Commercial construction activity in the UK for the 12 months to the end of 2016 fell to £16.7 billion, down 14.1 percent on the previous quarter, according to JLL and Glenigan’s Q4 2016 UK Commercial Construction Activity Index. In London, activity declined in a quarterly comparison but increased 2.7 percent compared to the same period a year ago. Construction started at 22 Bishopsgate in London City which will provide a total of 1.3 million sq ft of office space, and is scheduled to complete in 2019. The 70,000 sq ft office refurbishment of 33 Gutter Lane also commenced in Q4 with completion scheduled for the second half of the year. Elsewhere it was a mixed picture across the regions with commercial construction activity increasing in the North East, South West and Wales, albeit from a relatively low base; but activity was more subdued in other regions, particularly in Yorkshire and the Humber were the level of construction activity fell 22.0 percent y-o-y.
Helen Gough, lead director Building Consultancy, Cost Management and Project Management at JLL, said: “The latest figures reveal a slowdown primarily in the level of new build activity (down 18.1 percent q-o-q) with more limited change to refurbishments (down 6.8 percent q-o-q).
“This is somewhat at odds with the latest Markit/CIPS construction purchasing managers’ index which signalled an upturn in new work.
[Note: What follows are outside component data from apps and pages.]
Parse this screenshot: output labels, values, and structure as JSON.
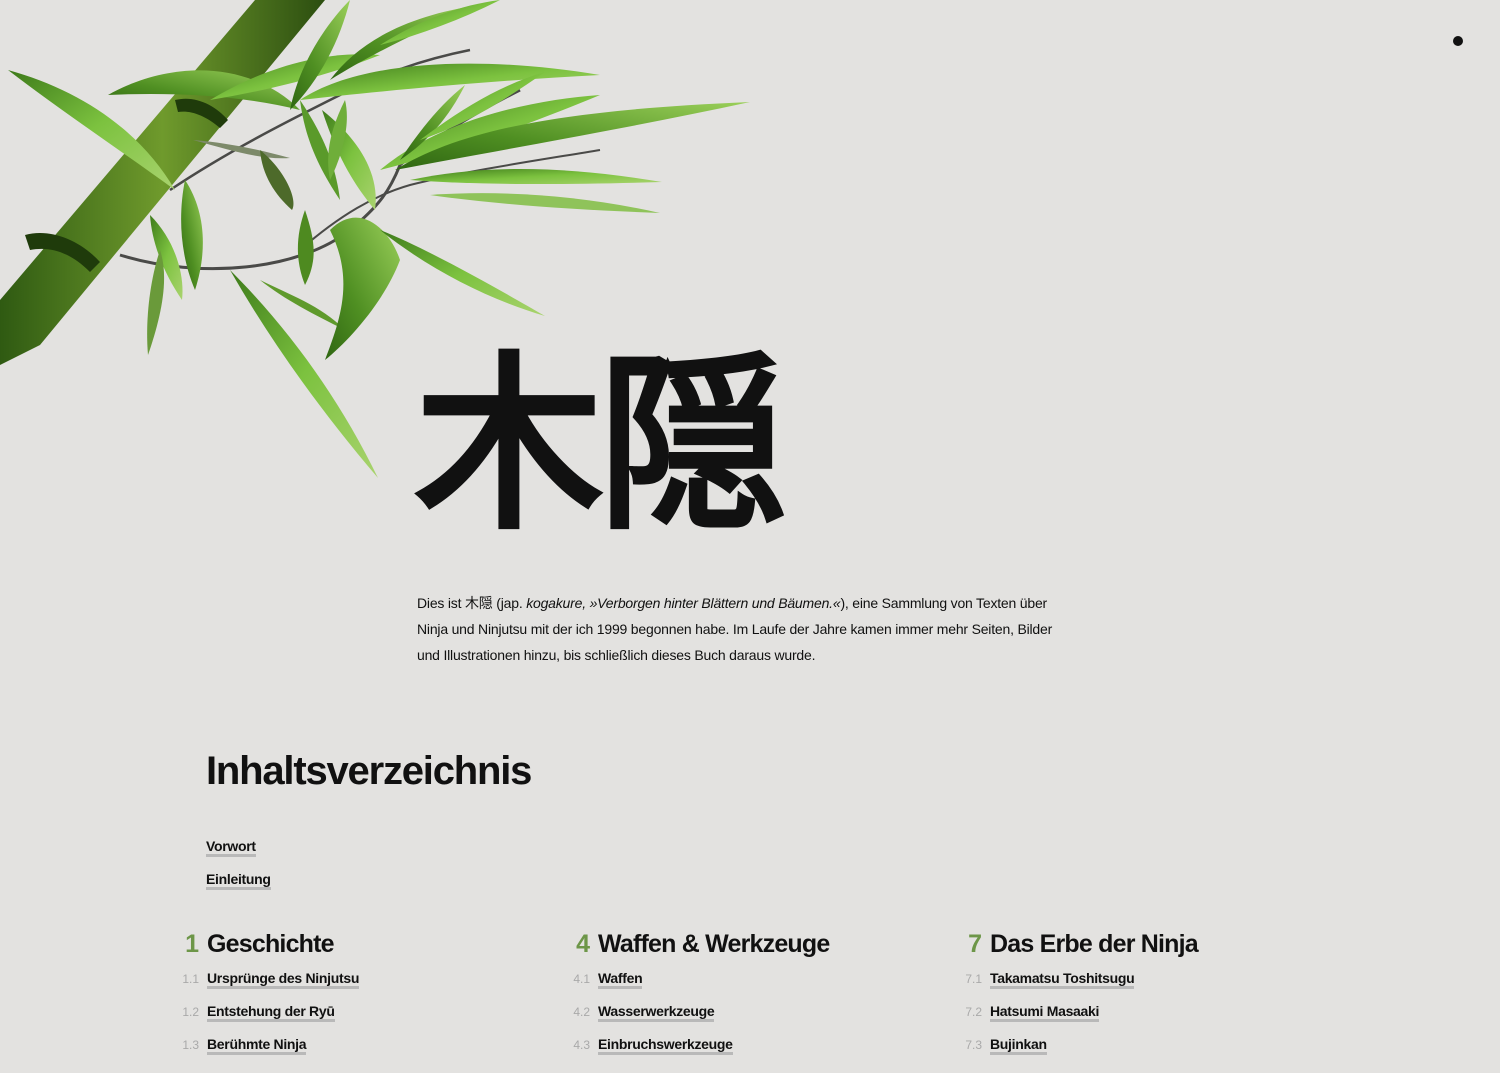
{
  "header": {
    "kanji": "木隠",
    "menu_icon": "menu-dot-icon"
  },
  "intro": {
    "part1": "Dies ist 木隠 (jap. ",
    "part2_italic": "kogakure, »Verborgen hinter Blättern und Bäumen.«",
    "part3": "), eine Sammlung von Texten über Ninja und Ninjutsu mit der ich 1999 begonnen habe. Im Laufe der Jahre kamen immer mehr Seiten, Bilder und Illustrationen hinzu, bis schließlich dieses Buch daraus wurde."
  },
  "toc": {
    "title": "Inhaltsverzeichnis",
    "front": [
      "Vorwort",
      "Einleitung"
    ],
    "chapters": [
      {
        "number": "1",
        "title": "Geschichte",
        "items": [
          {
            "number": "1.1",
            "label": "Ursprünge des Ninjutsu"
          },
          {
            "number": "1.2",
            "label": "Entstehung der Ryū"
          },
          {
            "number": "1.3",
            "label": "Berühmte Ninja"
          }
        ]
      },
      {
        "number": "4",
        "title": "Waffen & Werkzeuge",
        "items": [
          {
            "number": "4.1",
            "label": "Waffen"
          },
          {
            "number": "4.2",
            "label": "Wasserwerkzeuge"
          },
          {
            "number": "4.3",
            "label": "Einbruchswerkzeuge"
          }
        ]
      },
      {
        "number": "7",
        "title": "Das Erbe der Ninja",
        "items": [
          {
            "number": "7.1",
            "label": "Takamatsu Toshitsugu"
          },
          {
            "number": "7.2",
            "label": "Hatsumi Masaaki"
          },
          {
            "number": "7.3",
            "label": "Bujinkan"
          }
        ]
      }
    ]
  },
  "colors": {
    "background": "#e3e2e0",
    "accent_green": "#6d9648",
    "text": "#111111"
  }
}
However this was largely a result of solid recovery in residential activity while commercial construction increased only marginally and remains the weakest performing sub-category due to more subdued investment and higher levels of uncertainty.”
She concluded: “Looking ahead, ongoing volatility will influence confidence, access to finance and views on risk, which may result in a decrease in new speculative development starts.
“Developers may look towards more strategic refurbishments, given quicker speed to market and greater certainty of delivery than costlier new build projects. While certain segments of the commercial construction industry may show hesitancy in progressing new starts the public sector, infrastructure and alternatives offer potential bright spots.”